→ **MATERIALS PROVIDED**
BEGIN
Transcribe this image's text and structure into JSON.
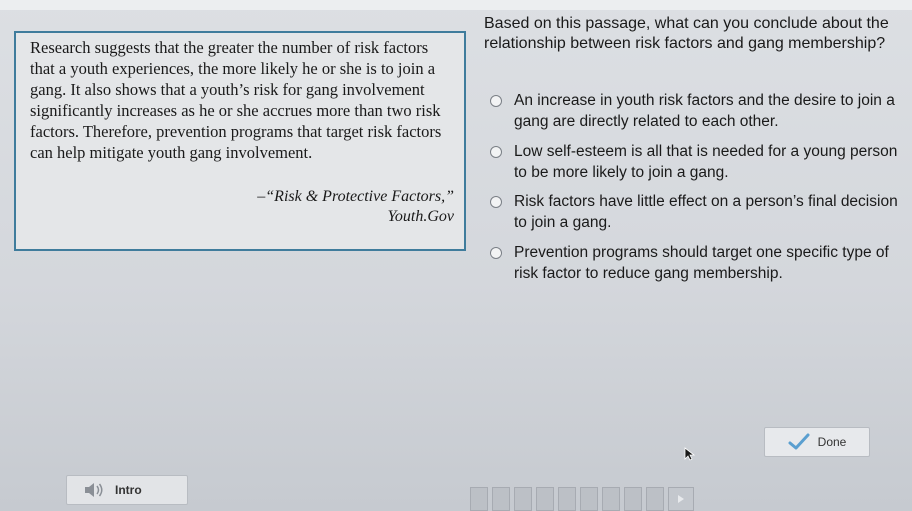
{
  "passage": {
    "text": "Research suggests that the greater the number of risk factors that a youth experiences, the more likely he or she is to join a gang. It also shows that a youth’s risk for gang involvement significantly increases as he or she accrues more than two risk factors. Therefore, prevention programs that target risk factors can help mitigate youth gang involvement.",
    "attribution_line1": "–“Risk & Protective Factors,”",
    "attribution_line2": "Youth.Gov"
  },
  "question": {
    "text": "Based on this passage, what can you conclude about the relationship between risk factors and gang membership?"
  },
  "options": [
    {
      "label": "An increase in youth risk factors and the desire to join a gang are directly related to each other."
    },
    {
      "label": "Low self-esteem is all that is needed for a young person to be more likely to join a gang."
    },
    {
      "label": "Risk factors have little effect on a person’s final decision to join a gang."
    },
    {
      "label": "Prevention programs should target one specific type of risk factor to reduce gang membership."
    }
  ],
  "footer": {
    "done_label": "Done",
    "intro_label": "Intro"
  },
  "colors": {
    "passage_border": "#3f7c9c",
    "check_green": "#5a9fd0"
  },
  "icons": {
    "done": "check-icon",
    "intro": "speaker-icon",
    "next": "play-triangle-icon"
  }
}
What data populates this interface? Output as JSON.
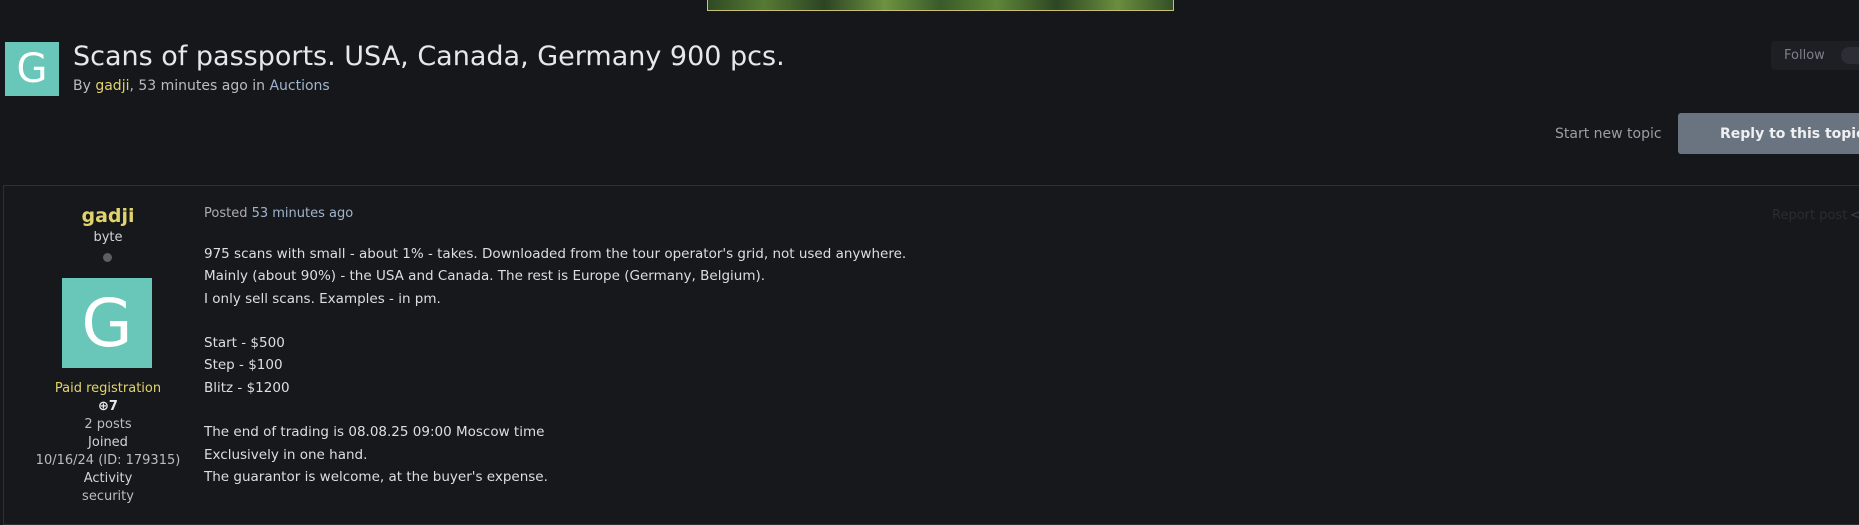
{
  "topic": {
    "avatar_letter": "G",
    "title": "Scans of passports. USA, Canada, Germany 900 pcs.",
    "meta_by": "By ",
    "author": "gadji",
    "meta_time": ", 53 minutes ago in ",
    "forum": "Auctions"
  },
  "actions": {
    "follow_label": "Follow",
    "start_topic_label": "Start new topic",
    "reply_label": "Reply to this topic"
  },
  "post": {
    "author": {
      "name": "gadji",
      "rank": "byte",
      "avatar_letter": "G",
      "group": "Paid registration",
      "reputation": "7",
      "posts": "2 posts",
      "joined_label": "Joined",
      "joined_value": "10/16/24 (ID: 179315)",
      "activity_label": "Activity",
      "activity_value": "security"
    },
    "posted_prefix": "Posted ",
    "posted_time": "53 minutes ago",
    "report_label": "Report post",
    "body": {
      "line1": "975 scans with small - about 1% - takes. Downloaded from the tour operator's grid, not used anywhere.",
      "line2": "Mainly (about 90%) - the USA and Canada. The rest is Europe (Germany, Belgium).",
      "line3": "I only sell scans. Examples - in pm.",
      "line4": "Start - $500",
      "line5": "Step - $100",
      "line6": "Blitz - $1200",
      "line7": "The end of trading is 08.08.25 09:00 Moscow time",
      "line8": "Exclusively in one hand.",
      "line9": "The guarantor is welcome, at the buyer's expense."
    }
  },
  "colors": {
    "background": "#16171b",
    "accent_author": "#e1d36b",
    "avatar": "#68c7b8",
    "reply_button": "#6a7480"
  }
}
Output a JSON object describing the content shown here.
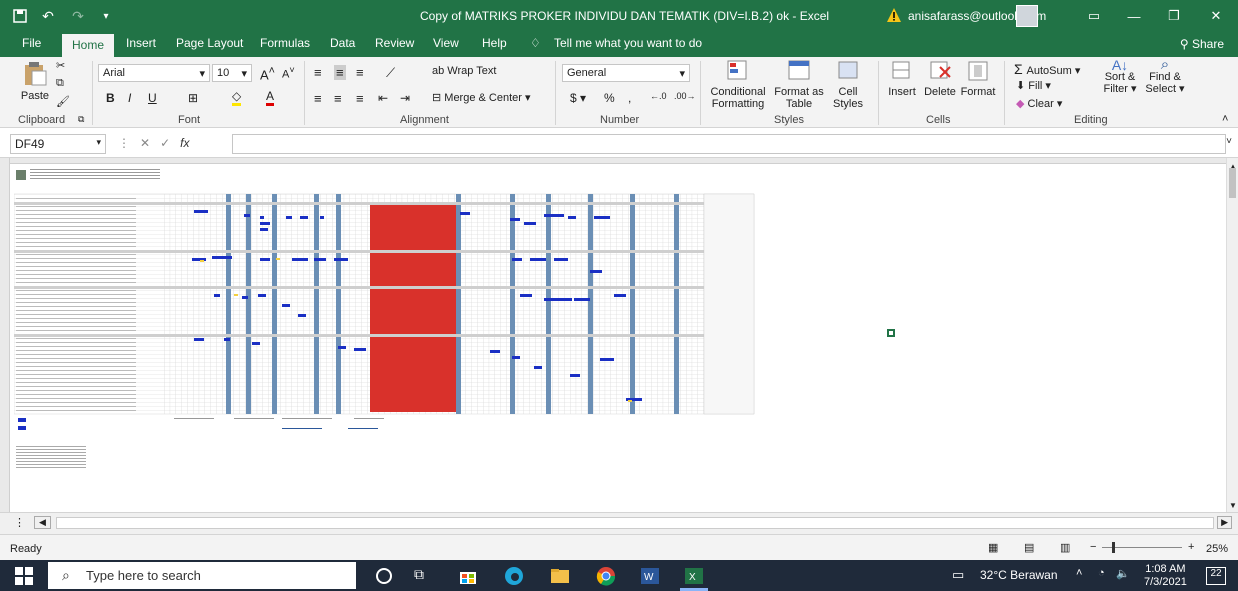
{
  "window": {
    "title": "Copy of MATRIKS PROKER INDIVIDU DAN TEMATIK (DIV=I.B.2) ok  -  Excel",
    "account": "anisafarass@outlook.com"
  },
  "tabs": [
    "File",
    "Home",
    "Insert",
    "Page Layout",
    "Formulas",
    "Data",
    "Review",
    "View",
    "Help"
  ],
  "tell_me": "Tell me what you want to do",
  "share": "Share",
  "ribbon": {
    "clipboard": {
      "paste": "Paste",
      "label": "Clipboard"
    },
    "font": {
      "name": "Arial",
      "size": "10",
      "label": "Font"
    },
    "alignment": {
      "wrap": "Wrap Text",
      "merge": "Merge & Center",
      "label": "Alignment"
    },
    "number": {
      "format": "General",
      "label": "Number",
      "currency": "$",
      "percent": "%",
      "comma": ","
    },
    "styles": {
      "conditional": "Conditional",
      "formatting": "Formatting",
      "format_as": "Format as",
      "table": "Table",
      "cell": "Cell",
      "styles_btn": "Styles",
      "label": "Styles"
    },
    "cells": {
      "insert": "Insert",
      "delete": "Delete",
      "format": "Format",
      "label": "Cells"
    },
    "editing": {
      "autosum": "AutoSum",
      "fill": "Fill",
      "clear": "Clear",
      "sort": "Sort &",
      "filter": "Filter",
      "find": "Find &",
      "select": "Select",
      "label": "Editing"
    }
  },
  "formula_bar": {
    "name_box": "DF49",
    "fx": "fx",
    "value": ""
  },
  "status": {
    "ready": "Ready",
    "zoom": "25%"
  },
  "taskbar": {
    "search_placeholder": "Type here to search",
    "weather": "32°C  Berawan",
    "time": "1:08 AM",
    "date": "7/3/2021",
    "notifications": "22"
  },
  "colors": {
    "excel_green": "#217346",
    "bar_blue": "#1a2fc4",
    "highlight_red": "#d9312b",
    "column_blue": "#6b8fb5"
  }
}
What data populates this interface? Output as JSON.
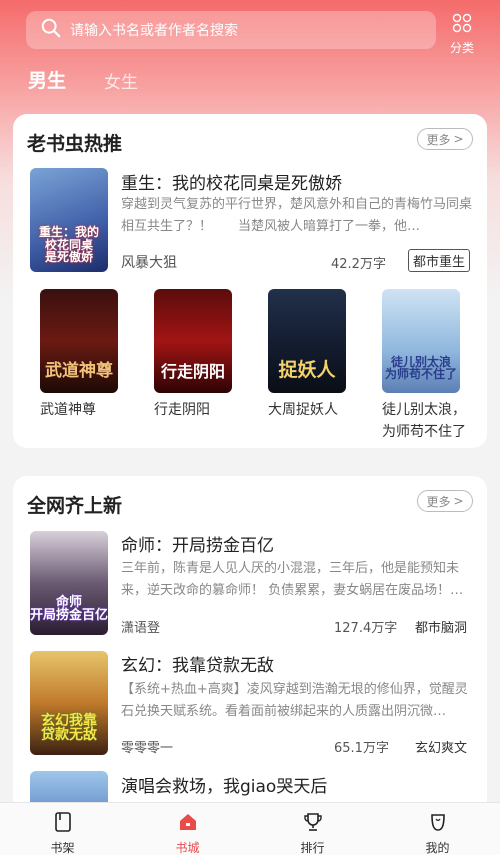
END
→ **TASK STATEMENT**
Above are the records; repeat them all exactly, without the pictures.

→ **EXERCISE ANSWER**
Transcribe this image's text and structure into JSON.
{
  "passage": {
    "text": "Research suggests that the greater the number of risk factors that a youth experiences, the more likely he or she is to join a gang. It also shows that a youth’s risk for gang involvement significantly increases as he or she accrues more than two risk factors. Therefore, prevention programs that target risk factors can help mitigate youth gang involvement.",
    "attribution_line1": "–“Risk & Protective Factors,”",
    "attribution_line2": "Youth.Gov"
  },
  "question": {
    "text": "Based on this passage, what can you conclude about the relationship between risk factors and gang membership?"
  },
  "options": [
    {
      "label": "An increase in youth risk factors and the desire to join a gang are directly related to each other."
    },
    {
      "label": "Low self-esteem is all that is needed for a young person to be more likely to join a gang."
    },
    {
      "label": "Risk factors have little effect on a person’s final decision to join a gang."
    },
    {
      "label": "Prevention programs should target one specific type of risk factor to reduce gang membership."
    }
  ],
  "footer": {
    "done_label": "Done",
    "intro_label": "Intro"
  },
  "colors": {
    "passage_border": "#3f7c9c",
    "check_green": "#5a9fd0"
  },
  "icons": {
    "done": "check-icon",
    "intro": "speaker-icon",
    "next": "play-triangle-icon"
  }
}
What data populates this interface? Output as JSON.
{
  "topic": {
    "avatar_letter": "G",
    "title": "Scans of passports. USA, Canada, Germany 900 pcs.",
    "meta_by": "By ",
    "author": "gadji",
    "meta_time": ", 53 minutes ago in ",
    "forum": "Auctions"
  },
  "actions": {
    "follow_label": "Follow",
    "start_topic_label": "Start new topic",
    "reply_label": "Reply to this topic"
  },
  "post": {
    "author": {
      "name": "gadji",
      "rank": "byte",
      "avatar_letter": "G",
      "group": "Paid registration",
      "reputation": "7",
      "posts": "2 posts",
      "joined_label": "Joined",
      "joined_value": "10/16/24 (ID: 179315)",
      "activity_label": "Activity",
      "activity_value": "security"
    },
    "posted_prefix": "Posted ",
    "posted_time": "53 minutes ago",
    "report_label": "Report post",
    "body": {
      "line1": "975 scans with small - about 1% - takes. Downloaded from the tour operator's grid, not used anywhere.",
      "line2": "Mainly (about 90%) - the USA and Canada. The rest is Europe (Germany, Belgium).",
      "line3": "I only sell scans. Examples - in pm.",
      "line4": "Start - $500",
      "line5": "Step - $100",
      "line6": "Blitz - $1200",
      "line7": "The end of trading is 08.08.25 09:00 Moscow time",
      "line8": "Exclusively in one hand.",
      "line9": "The guarantor is welcome, at the buyer's expense."
    }
  },
  "colors": {
    "background": "#16171b",
    "accent_author": "#e1d36b",
    "avatar": "#68c7b8",
    "reply_button": "#6a7480"
  }
}
Output a JSON object describing the content shown here.
{
  "window": {
    "title": "Copy of MATRIKS PROKER INDIVIDU DAN TEMATIK (DIV=I.B.2) ok  -  Excel",
    "account": "anisafarass@outlook.com"
  },
  "tabs": [
    "File",
    "Home",
    "Insert",
    "Page Layout",
    "Formulas",
    "Data",
    "Review",
    "View",
    "Help"
  ],
  "tell_me": "Tell me what you want to do",
  "share": "Share",
  "ribbon": {
    "clipboard": {
      "paste": "Paste",
      "label": "Clipboard"
    },
    "font": {
      "name": "Arial",
      "size": "10",
      "label": "Font"
    },
    "alignment": {
      "wrap": "Wrap Text",
      "merge": "Merge & Center",
      "label": "Alignment"
    },
    "number": {
      "format": "General",
      "label": "Number",
      "currency": "$",
      "percent": "%",
      "comma": ","
    },
    "styles": {
      "conditional": "Conditional",
      "formatting": "Formatting",
      "format_as": "Format as",
      "table": "Table",
      "cell": "Cell",
      "styles_btn": "Styles",
      "label": "Styles"
    },
    "cells": {
      "insert": "Insert",
      "delete": "Delete",
      "format": "Format",
      "label": "Cells"
    },
    "editing": {
      "autosum": "AutoSum",
      "fill": "Fill",
      "clear": "Clear",
      "sort": "Sort &",
      "filter": "Filter",
      "find": "Find &",
      "select": "Select",
      "label": "Editing"
    }
  },
  "formula_bar": {
    "name_box": "DF49",
    "fx": "fx",
    "value": ""
  },
  "status": {
    "ready": "Ready",
    "zoom": "25%"
  },
  "taskbar": {
    "search_placeholder": "Type here to search",
    "weather": "32°C  Berawan",
    "time": "1:08 AM",
    "date": "7/3/2021",
    "notifications": "22"
  },
  "colors": {
    "excel_green": "#217346",
    "bar_blue": "#1a2fc4",
    "highlight_red": "#d9312b",
    "column_blue": "#6b8fb5"
  }
}
What data populates this interface? Output as JSON.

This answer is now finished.